=== Section Start ===

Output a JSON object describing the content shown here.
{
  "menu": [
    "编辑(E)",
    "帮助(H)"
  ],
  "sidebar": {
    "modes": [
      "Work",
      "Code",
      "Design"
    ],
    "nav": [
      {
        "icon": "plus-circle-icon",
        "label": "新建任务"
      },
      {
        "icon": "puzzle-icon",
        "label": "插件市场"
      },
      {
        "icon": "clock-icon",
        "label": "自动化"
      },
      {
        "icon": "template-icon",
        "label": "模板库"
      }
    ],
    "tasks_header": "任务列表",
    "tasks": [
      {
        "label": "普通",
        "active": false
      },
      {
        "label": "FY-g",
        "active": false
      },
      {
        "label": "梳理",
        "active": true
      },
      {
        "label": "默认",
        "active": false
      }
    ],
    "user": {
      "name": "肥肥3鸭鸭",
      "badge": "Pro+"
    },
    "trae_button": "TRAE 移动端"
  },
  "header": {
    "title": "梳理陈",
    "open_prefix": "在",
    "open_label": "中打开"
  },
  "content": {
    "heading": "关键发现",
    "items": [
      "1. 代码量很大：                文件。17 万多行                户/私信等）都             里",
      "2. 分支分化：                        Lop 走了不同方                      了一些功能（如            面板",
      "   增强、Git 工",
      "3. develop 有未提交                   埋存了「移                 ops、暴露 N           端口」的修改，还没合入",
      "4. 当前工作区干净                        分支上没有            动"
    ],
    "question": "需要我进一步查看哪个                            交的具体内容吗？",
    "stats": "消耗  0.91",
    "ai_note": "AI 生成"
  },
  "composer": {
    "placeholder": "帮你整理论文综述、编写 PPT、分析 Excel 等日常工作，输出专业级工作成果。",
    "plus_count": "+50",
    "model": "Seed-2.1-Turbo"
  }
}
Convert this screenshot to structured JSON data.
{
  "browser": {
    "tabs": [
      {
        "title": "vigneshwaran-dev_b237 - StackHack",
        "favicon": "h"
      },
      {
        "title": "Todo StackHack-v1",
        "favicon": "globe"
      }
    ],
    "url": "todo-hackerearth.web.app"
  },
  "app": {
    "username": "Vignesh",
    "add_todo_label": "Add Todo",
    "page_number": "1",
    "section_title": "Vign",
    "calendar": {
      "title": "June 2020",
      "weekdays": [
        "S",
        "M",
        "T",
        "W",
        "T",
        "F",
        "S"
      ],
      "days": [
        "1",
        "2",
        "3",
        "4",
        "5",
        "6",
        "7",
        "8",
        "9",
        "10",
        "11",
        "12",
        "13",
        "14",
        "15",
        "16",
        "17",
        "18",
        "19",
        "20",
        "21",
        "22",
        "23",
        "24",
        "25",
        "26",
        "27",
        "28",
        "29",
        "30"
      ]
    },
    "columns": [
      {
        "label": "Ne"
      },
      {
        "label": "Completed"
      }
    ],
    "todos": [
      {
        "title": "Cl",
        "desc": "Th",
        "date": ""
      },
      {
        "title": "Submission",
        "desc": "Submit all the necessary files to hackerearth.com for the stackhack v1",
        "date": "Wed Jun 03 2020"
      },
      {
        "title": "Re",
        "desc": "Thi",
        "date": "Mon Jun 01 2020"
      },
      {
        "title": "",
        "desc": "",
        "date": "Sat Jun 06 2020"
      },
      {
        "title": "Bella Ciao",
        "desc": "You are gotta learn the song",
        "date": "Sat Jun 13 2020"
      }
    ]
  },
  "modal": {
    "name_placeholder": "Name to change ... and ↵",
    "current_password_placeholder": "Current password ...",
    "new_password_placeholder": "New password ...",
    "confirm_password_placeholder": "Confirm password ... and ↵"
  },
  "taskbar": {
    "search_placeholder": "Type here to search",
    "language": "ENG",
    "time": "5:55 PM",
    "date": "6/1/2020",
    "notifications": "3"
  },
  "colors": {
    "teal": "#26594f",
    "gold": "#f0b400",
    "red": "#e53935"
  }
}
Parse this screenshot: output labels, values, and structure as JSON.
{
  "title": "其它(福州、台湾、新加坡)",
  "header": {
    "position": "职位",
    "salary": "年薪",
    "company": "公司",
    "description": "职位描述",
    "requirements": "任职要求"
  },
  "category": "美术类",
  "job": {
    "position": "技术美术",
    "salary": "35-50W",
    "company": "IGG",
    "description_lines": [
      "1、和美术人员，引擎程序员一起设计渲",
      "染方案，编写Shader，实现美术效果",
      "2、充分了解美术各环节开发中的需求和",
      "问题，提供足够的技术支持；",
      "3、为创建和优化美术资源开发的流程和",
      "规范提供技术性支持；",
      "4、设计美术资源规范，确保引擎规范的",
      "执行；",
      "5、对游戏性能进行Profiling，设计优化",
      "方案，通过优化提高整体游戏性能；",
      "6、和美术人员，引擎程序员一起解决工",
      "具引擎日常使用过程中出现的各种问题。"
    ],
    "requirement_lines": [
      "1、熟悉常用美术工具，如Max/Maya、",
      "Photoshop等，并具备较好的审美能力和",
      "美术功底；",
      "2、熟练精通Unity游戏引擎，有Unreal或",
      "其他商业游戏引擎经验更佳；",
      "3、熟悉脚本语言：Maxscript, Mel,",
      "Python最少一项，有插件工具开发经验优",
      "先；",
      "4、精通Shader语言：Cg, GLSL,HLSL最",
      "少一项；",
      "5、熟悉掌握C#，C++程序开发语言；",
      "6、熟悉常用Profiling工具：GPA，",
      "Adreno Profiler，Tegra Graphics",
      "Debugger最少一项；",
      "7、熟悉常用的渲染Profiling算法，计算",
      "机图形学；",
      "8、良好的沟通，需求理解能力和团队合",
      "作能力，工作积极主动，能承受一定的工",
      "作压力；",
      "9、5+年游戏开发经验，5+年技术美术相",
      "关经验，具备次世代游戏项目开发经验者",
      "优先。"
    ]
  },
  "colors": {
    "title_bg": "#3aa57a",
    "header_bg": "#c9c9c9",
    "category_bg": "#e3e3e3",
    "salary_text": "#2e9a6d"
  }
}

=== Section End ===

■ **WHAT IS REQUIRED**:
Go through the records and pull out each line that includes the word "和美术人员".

■ **SOLVED PROBLEM**:
      "1、和美术人员，引擎程序员一起设计渲",
      "6、和美术人员，引擎程序员一起解决工",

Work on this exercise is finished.